The past indeed seems “a foreign country,” as novelist L.P. Hartley observed. “They do things differently there.” The Washington … » More …

Fall 2006

A home for music

You don’t always need an address to find the Friel House. Just follow the music.

A short walk from campus, a group of music-minded students have found a home on C Street. The house looks small from the curb, but its three stories shelter seven students, and still have room for a formal dining room, a large kitchen with a breakfast nook, a living room, and a library.

The house is named for the Friel family, and for 54 years was home to Washington State University basketball coach Jack Friel and his wife, Catherine.

Catherine Friel died in 2003. Last year, her family agreed to … » More …

Fall 2004

Keating Johnson: A passion for music

L. Keating Johnson’s passion for music was sparked in the fifth grade, after he saw the Disney movie, Sleeping Beauty. That year he started tuba lessons. A few years later, at Denver’s George Washington High School, he talked Antonia Brico into giving him conducting lessons.

He received bachelor’s and master’s degrees in music from University of the Pacific, Stockton, California, 1973, and University of Wisconsin, 1975, respectively. He earned a doctorate in musical arts at University of Southern California.

In fall 1983, Johnson was named director of bands at Washington State University, where he taught both conducting and tuba, and conducted the Wind Symphony and … » More …

Spring 2008

FensePost (www.fensepost.com)
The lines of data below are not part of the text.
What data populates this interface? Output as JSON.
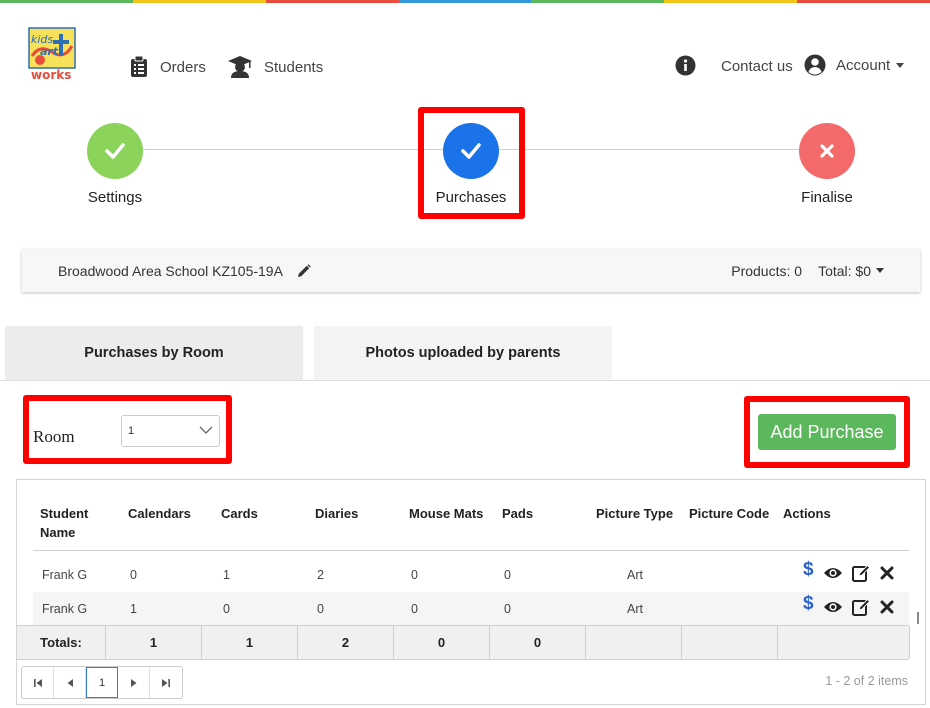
{
  "colors": {
    "top_stripe": [
      "#5cb85c",
      "#f0c419",
      "#e74c3c",
      "#3498db",
      "#5cb85c",
      "#f0c419",
      "#e74c3c"
    ],
    "step_done": "#8cd35c",
    "step_active": "#1a73e8",
    "step_pending": "#f46a6a",
    "add_button": "#5cb85c",
    "highlight": "#ff0000"
  },
  "header": {
    "logo": {
      "line1": "kids",
      "line2": "art",
      "line3": "works"
    },
    "nav": [
      {
        "label": "Orders",
        "icon": "clipboard-icon"
      },
      {
        "label": "Students",
        "icon": "graduate-icon"
      }
    ],
    "info_icon": "info-circle-icon",
    "contact_label": "Contact us",
    "account_label": "Account"
  },
  "stepper": {
    "steps": [
      {
        "label": "Settings",
        "state": "done",
        "icon": "check-icon"
      },
      {
        "label": "Purchases",
        "state": "active",
        "icon": "check-icon"
      },
      {
        "label": "Finalise",
        "state": "pending",
        "icon": "close-icon"
      }
    ]
  },
  "order": {
    "school": "Broadwood Area School KZ105-19A",
    "products": "Products: 0",
    "total": "Total: $0"
  },
  "tabs": [
    {
      "label": "Purchases by Room"
    },
    {
      "label": "Photos uploaded by parents"
    }
  ],
  "room": {
    "label": "Room",
    "selected": "1"
  },
  "add_purchase_label": "Add Purchase",
  "grid": {
    "headers": [
      "Student Name",
      "Calendars",
      "Cards",
      "Diaries",
      "Mouse Mats",
      "Pads",
      "Picture Type",
      "Picture Code",
      "Actions"
    ],
    "rows": [
      {
        "name": "Frank G",
        "calendars": "0",
        "cards": "1",
        "diaries": "2",
        "mouse_mats": "0",
        "pads": "0",
        "picture_type": "Art",
        "picture_code": ""
      },
      {
        "name": "Frank G",
        "calendars": "1",
        "cards": "0",
        "diaries": "0",
        "mouse_mats": "0",
        "pads": "0",
        "picture_type": "Art",
        "picture_code": ""
      }
    ],
    "totals": {
      "label": "Totals:",
      "calendars": "1",
      "cards": "1",
      "diaries": "2",
      "mouse_mats": "0",
      "pads": "0"
    },
    "action_icons": [
      "dollar-icon",
      "eye-icon",
      "edit-icon",
      "delete-icon"
    ],
    "pager": {
      "current_page": "1",
      "items_info": "1 - 2 of 2 items"
    }
  }
}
When we were growing up, my best friend, Byron, and I would regularly head down to our local record store and browse through the new releases. Typically I’d pick out the ones that had the most interesting covers, and then read about the band. Byron would invariably find his band du jour, and explain why they were so great. Most of the time he was right (although his love of the band Flipper still confuses me). At some point we’d get to discussing what bands we liked and didn’t, and, eventually, why they were inferior to Judas Priest in some way. Point being, music for … » More …
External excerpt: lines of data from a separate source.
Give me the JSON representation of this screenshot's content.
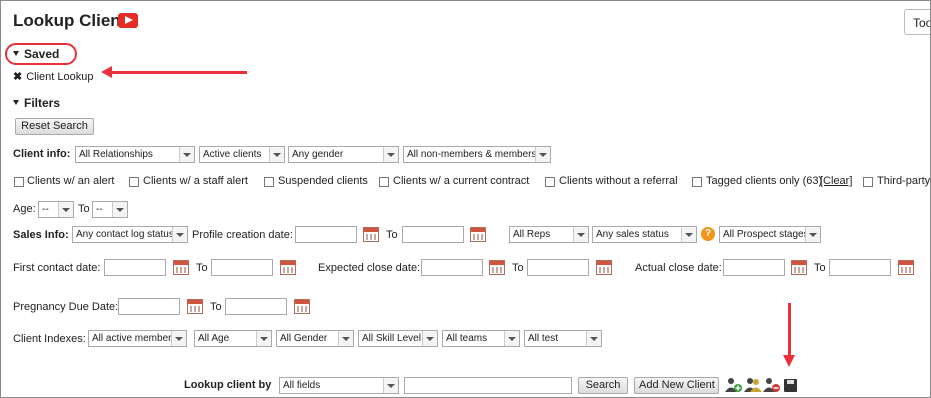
{
  "header": {
    "title": "Lookup Client",
    "tools_label": "Too"
  },
  "saved": {
    "heading": "Saved",
    "item": "Client Lookup"
  },
  "filters": {
    "heading": "Filters",
    "reset_label": "Reset Search"
  },
  "client_info": {
    "label": "Client info:",
    "relationship": "All Relationships",
    "status": "Active clients",
    "gender": "Any gender",
    "membership": "All non-members & members",
    "checkboxes": [
      "Clients w/ an alert",
      "Clients w/ a staff alert",
      "Suspended clients",
      "Clients w/ a current contract",
      "Clients without a referral",
      "Tagged clients only (63)",
      "Third-party"
    ],
    "clear_label": "[Clear]"
  },
  "age": {
    "label": "Age:",
    "from": "--",
    "to_label": "To",
    "to": "--"
  },
  "sales_info": {
    "label": "Sales Info:",
    "contact_log": "Any contact log status",
    "profile_label": "Profile creation date:",
    "to_label": "To",
    "reps": "All Reps",
    "sales_status": "Any sales status",
    "help_glyph": "?",
    "prospect_stages": "All Prospect stages"
  },
  "dates": {
    "first_contact": "First contact date:",
    "expected_close": "Expected close date:",
    "actual_close": "Actual close date:",
    "pregnancy_due": "Pregnancy Due Date:",
    "to_label": "To"
  },
  "indexes": {
    "label": "Client Indexes:",
    "options": [
      "All active members",
      "All Age",
      "All Gender",
      "All Skill Level",
      "All teams",
      "All test"
    ]
  },
  "lookup": {
    "label": "Lookup client by",
    "field": "All fields",
    "query": "",
    "search_label": "Search",
    "add_label": "Add New Client"
  },
  "colors": {
    "annotation": "#e8313a",
    "calendar": "#d0553f",
    "help": "#f0941c"
  }
}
Summer 2002

An instrument most rare

As soon as he touched the keys of the Fazioli, Gerald Berthiaume knew he was playing a magnificent piano. He found its construction and luxurious sound far superior to the better known Steinway.

Berthiaume discovered the instrument while shopping for Washington State University at Baldassin Performance Pianos in Salt Lake City, the only licensed dealer in the West where a Fazioli can be purchased.

“This was an incredible piano,” said the program coordinator for WSU’s School of Music and Theatre Arts.

Paolo Fazioli, the piano’s craftsman and an accomplished pianist in his own right, was among the guests when the 10-foot, 2-inch Concert Grand Fazioli … » More …

Spring 2002

"You'll miss it"

“I liked science classes because they were applicable, and I’ve always been logical. But music adds some structure.”

Nothing navigates the left brain-right brain divide more effectively than guilt and loyalty.

For proof, just pick the brains of Washington State University plant pathologist/cellist Jane Jung-Hae Choi. She switches with ease between running through experiment protocols and symphony movements, thanks to the bicameral prick of expectation.

It worked that way in her science. Offered the choice in summer 1996 between two fellowships through the State University of New York, one at Syracuse Medical Center and one at Geneseo in plant research, Choi chose the plant research … » More …